Cohen's Advertising Scheme (1904, silent)

Directed by Edwin S. Porter. Cohen's advertising scheme: This is perhaps the earliest cinematic example of the Jewish stereotype known as the "scheming merchant," a familiar caricature from theater and literature. In this typical one-shot gag film Cohen, a Jewish shop owner, hits upon a new advertising scheme: tricking a passerby into buying a coat on which he hangs a large sign advertising his store on the back. 14 min. ;

Cohen's Fire Sale (1907)

Directed by Edwin S. Porter. "A very early silent short from film pioneer Edwin S. Porter. Based on popular vaudeville routines of the day, the title character is a made up in a rather grotesque, broadly stereotyped manner and the sketch itself could definitely be viewed as an offensive piece. A Jewish store owner sees his new shipment of hats picked up by the trash wagon and chases the vehicle down to recapture his merchandise. When the hats don't sell anyway, he sets his business on fire to collect the insurance money." [from FACETS catalog] 10 min.

Conspiracy (Law & Order) (1999, TV)
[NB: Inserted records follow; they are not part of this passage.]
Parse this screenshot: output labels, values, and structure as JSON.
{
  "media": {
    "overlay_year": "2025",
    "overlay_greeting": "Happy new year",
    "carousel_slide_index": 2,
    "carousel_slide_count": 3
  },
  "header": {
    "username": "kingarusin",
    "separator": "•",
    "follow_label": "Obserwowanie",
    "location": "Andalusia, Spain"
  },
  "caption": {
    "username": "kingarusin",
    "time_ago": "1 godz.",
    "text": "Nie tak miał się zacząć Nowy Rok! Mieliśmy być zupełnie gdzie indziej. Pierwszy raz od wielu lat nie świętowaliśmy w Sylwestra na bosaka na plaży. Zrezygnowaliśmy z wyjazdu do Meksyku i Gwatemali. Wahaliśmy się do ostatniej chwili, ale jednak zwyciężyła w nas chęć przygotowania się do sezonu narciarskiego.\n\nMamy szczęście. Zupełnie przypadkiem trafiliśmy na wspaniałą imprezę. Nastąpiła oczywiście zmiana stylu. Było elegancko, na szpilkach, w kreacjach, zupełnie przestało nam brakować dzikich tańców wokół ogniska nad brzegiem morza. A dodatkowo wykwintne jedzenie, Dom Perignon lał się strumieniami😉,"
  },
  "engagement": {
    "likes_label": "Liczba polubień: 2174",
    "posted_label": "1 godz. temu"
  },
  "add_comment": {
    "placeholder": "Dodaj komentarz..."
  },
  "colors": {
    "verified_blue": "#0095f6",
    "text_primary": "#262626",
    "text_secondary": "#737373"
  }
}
A prominent black political leader is shot and killed at a rally and a Jewish liberal, seen at the rally with a gun, is blamed and brought to trial. 47 min.

Creating Jewish Characters for TV.

One in a series of satellite seminars which investigate how prime-time television is conceptualized and created. This film explores the creation and characterization of Jewish characters presented in television sit-coms and dramas through comments by the creators of "Thirtysomething," "Chicago hope," "Relativity," "Northern exposure," and "Seinfeld." This seminar is presented at the Museum of Television and Radio, Los Angeles, California. 1998. 61 min.

Crossfire (1947)

Directed by Edward Dmytryk. Cast: Robert Young, Robert Mitchum, Robert Ryan, Gloria Grahame, Paul Kelly, Sam Levene, Jacqueline White, Steve Brodie, George Cooper, Richard Benedict, Richard Powers, William Phipps, Lex Barker, Marlo Dwyer. This intense thriller was shot entirely with a style reminiscent of expressionism. A Jew is murdered in a New York hotel, and three ex-soldiers are suspected. Hollywood's first strong statement against anti-semitism.

Crossing Delancy (1988)

Directed by Joan Micklin Silver. Cast: Amy Irving, Peter Riegert, Jeroen Krabbe, Sylvia Miles, Reizl Bozyk. The Jewish grandmother of a 30-something year old woman in New York decides her granddaughter should be married, and hires a matchmaker. Isabelle, the granddaughter, who considers herself successful and happy, is appalled, but humors her grandmother and agrees to meet the marriage prospect, a man who runs a streetside pickle stand. Based on the play by Susan Sandler. 97 min.